::: RECORDED INFORMATION :::

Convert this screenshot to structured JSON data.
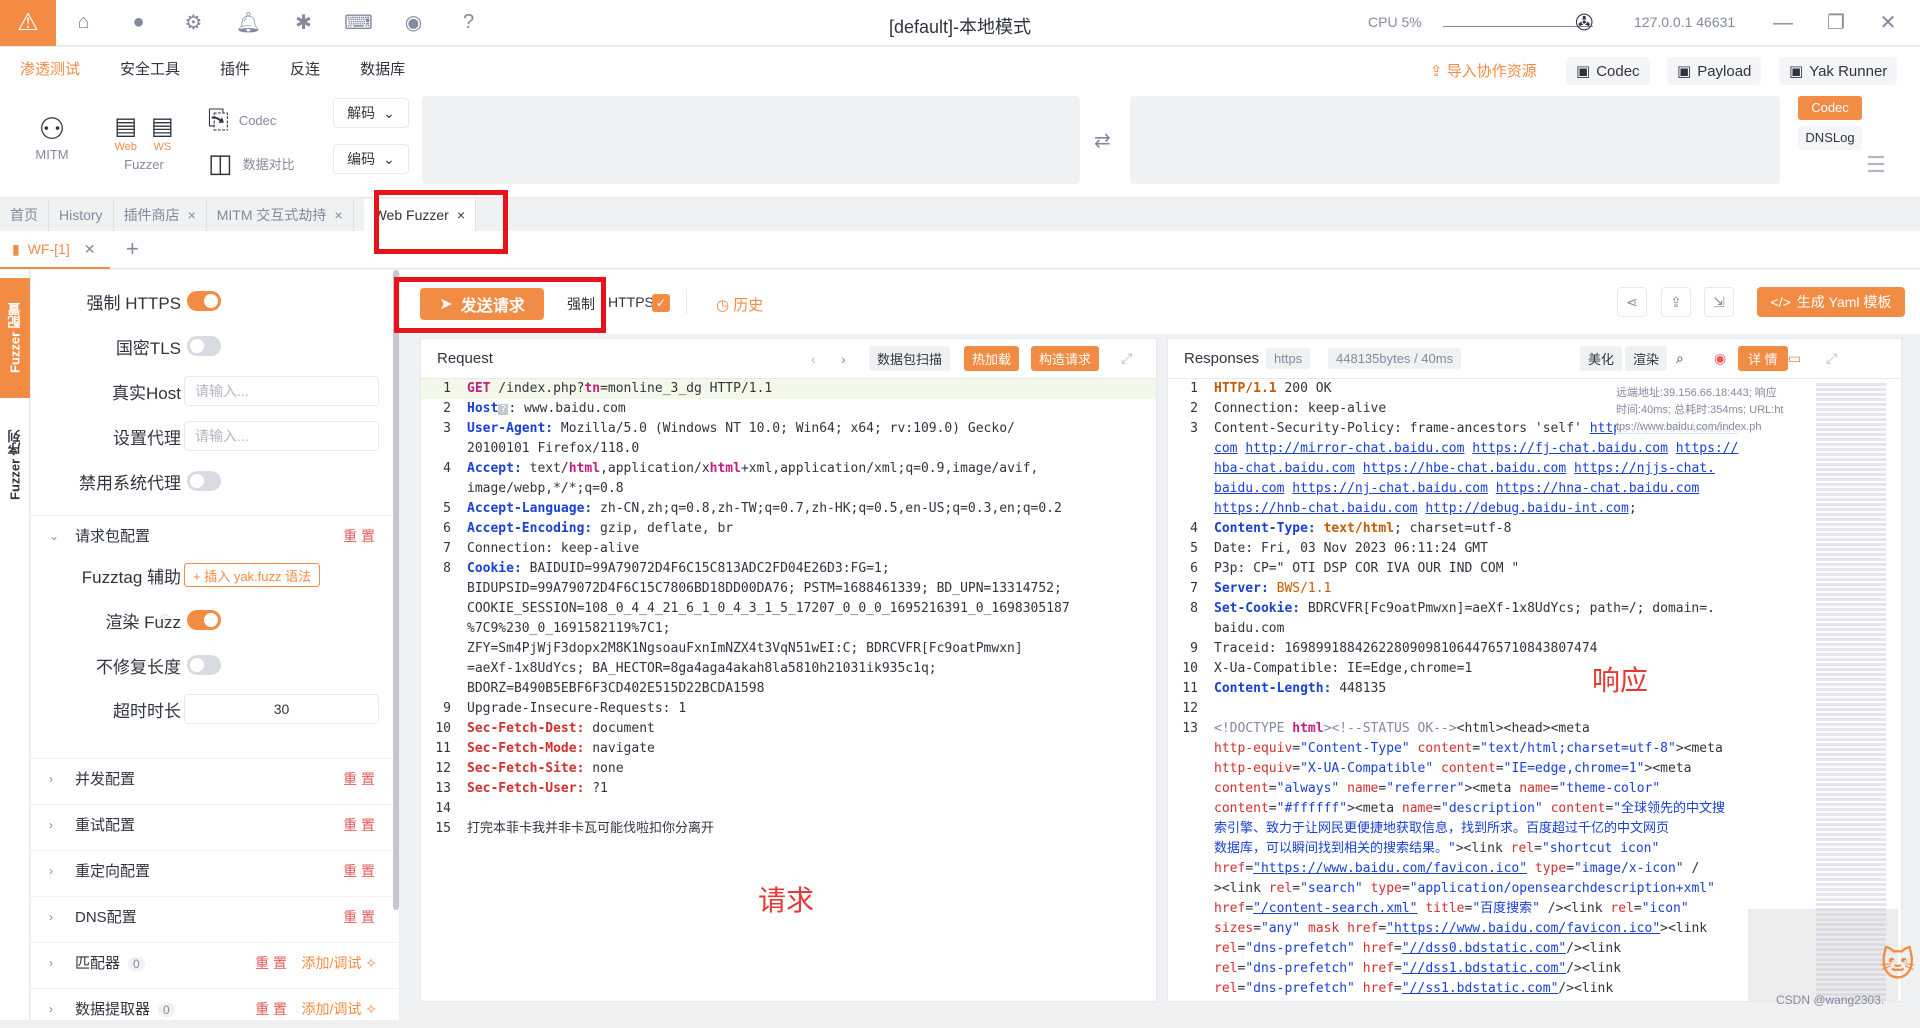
{
  "title_bar": {
    "title": "[default]-本地模式",
    "cpu": "CPU 5%",
    "host": "127.0.0.1 46631"
  },
  "menu": {
    "items": [
      "渗透测试",
      "安全工具",
      "插件",
      "反连",
      "数据库"
    ],
    "import_resource": "导入协作资源",
    "codec": "Codec",
    "payload": "Payload",
    "yak_runner": "Yak Runner"
  },
  "toolbar": {
    "mitm": "MITM",
    "fuzzer": "Fuzzer",
    "web_label": "Web",
    "ws_label": "WS",
    "codec": "Codec",
    "compare": "数据对比",
    "decode": "解码",
    "encode": "编码",
    "right_codec": "Codec",
    "right_dnslog": "DNSLog"
  },
  "page_tabs": [
    "首页",
    "History",
    "插件商店",
    "MITM 交互式劫持",
    "Web Fuzzer"
  ],
  "sub_tab": "WF-[1]",
  "rail": {
    "config": "Fuzzer 配置",
    "sequence": "Fuzzer 序列"
  },
  "config": {
    "force_https": "强制 HTTPS",
    "gm_tls": "国密TLS",
    "real_host": "真实Host",
    "real_host_placeholder": "请输入...",
    "proxy": "设置代理",
    "proxy_placeholder": "请输入...",
    "disable_proxy": "禁用系统代理",
    "req_pkg": "请求包配置",
    "reset": "重 置",
    "fuzztag": "Fuzztag 辅助",
    "insert_fuzz": "+ 插入 yak.fuzz 语法",
    "render_fuzz": "渲染 Fuzz",
    "no_fix_len": "不修复长度",
    "timeout": "超时时长",
    "timeout_value": "30",
    "sections": [
      {
        "title": "并发配置"
      },
      {
        "title": "重试配置"
      },
      {
        "title": "重定向配置"
      },
      {
        "title": "DNS配置"
      },
      {
        "title": "匹配器",
        "count": "0",
        "add": "添加/调试"
      },
      {
        "title": "数据提取器",
        "count": "0",
        "add": "添加/调试"
      }
    ]
  },
  "send_row": {
    "send": "发送请求",
    "force": "强制",
    "https": "HTTPS",
    "history": "历史",
    "yaml": "生成 Yaml 模板"
  },
  "request": {
    "title": "Request",
    "scan": "数据包扫描",
    "hotload": "热加载",
    "construct": "构造请求",
    "annotation": "请求"
  },
  "response": {
    "title": "Responses",
    "proto": "https",
    "size": "448135bytes / 40ms",
    "beautify": "美化",
    "render": "渲染",
    "detail": "详 情",
    "annotation": "响应",
    "info1": "远端地址:39.156.66.18:443; 响应",
    "info2": "时间:40ms; 总耗时:354ms; URL:ht",
    "info3": "tps://www.baidu.com/index.ph"
  },
  "watermark": "CSDN @wang2303."
}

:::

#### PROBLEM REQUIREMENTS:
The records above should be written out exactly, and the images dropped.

#### COMPLETED EXERCISE:
Convert this screenshot to structured JSON data.
{
  "title_bar": {
    "title": "[default]-本地模式",
    "cpu": "CPU 5%",
    "host": "127.0.0.1 46631"
  },
  "menu": {
    "items": [
      "渗透测试",
      "安全工具",
      "插件",
      "反连",
      "数据库"
    ],
    "import_resource": "导入协作资源",
    "codec": "Codec",
    "payload": "Payload",
    "yak_runner": "Yak Runner"
  },
  "toolbar": {
    "mitm": "MITM",
    "fuzzer": "Fuzzer",
    "web_label": "Web",
    "ws_label": "WS",
    "codec": "Codec",
    "compare": "数据对比",
    "decode": "解码",
    "encode": "编码",
    "right_codec": "Codec",
    "right_dnslog": "DNSLog"
  },
  "page_tabs": [
    "首页",
    "History",
    "插件商店",
    "MITM 交互式劫持",
    "Web Fuzzer"
  ],
  "sub_tab": "WF-[1]",
  "rail": {
    "config": "Fuzzer 配置",
    "sequence": "Fuzzer 序列"
  },
  "config": {
    "force_https": "强制 HTTPS",
    "gm_tls": "国密TLS",
    "real_host": "真实Host",
    "real_host_placeholder": "请输入...",
    "proxy": "设置代理",
    "proxy_placeholder": "请输入...",
    "disable_proxy": "禁用系统代理",
    "req_pkg": "请求包配置",
    "reset": "重 置",
    "fuzztag": "Fuzztag 辅助",
    "insert_fuzz": "+ 插入 yak.fuzz 语法",
    "render_fuzz": "渲染 Fuzz",
    "no_fix_len": "不修复长度",
    "timeout": "超时时长",
    "timeout_value": "30",
    "sections": [
      {
        "title": "并发配置"
      },
      {
        "title": "重试配置"
      },
      {
        "title": "重定向配置"
      },
      {
        "title": "DNS配置"
      },
      {
        "title": "匹配器",
        "count": "0",
        "add": "添加/调试"
      },
      {
        "title": "数据提取器",
        "count": "0",
        "add": "添加/调试"
      }
    ]
  },
  "send_row": {
    "send": "发送请求",
    "force": "强制",
    "https": "HTTPS",
    "history": "历史",
    "yaml": "生成 Yaml 模板"
  },
  "request": {
    "title": "Request",
    "scan": "数据包扫描",
    "hotload": "热加载",
    "construct": "构造请求",
    "annotation": "请求"
  },
  "response": {
    "title": "Responses",
    "proto": "https",
    "size": "448135bytes / 40ms",
    "beautify": "美化",
    "render": "渲染",
    "detail": "详 情",
    "annotation": "响应",
    "info1": "远端地址:39.156.66.18:443; 响应",
    "info2": "时间:40ms; 总耗时:354ms; URL:ht",
    "info3": "tps://www.baidu.com/index.ph"
  },
  "watermark": "CSDN @wang2303."
}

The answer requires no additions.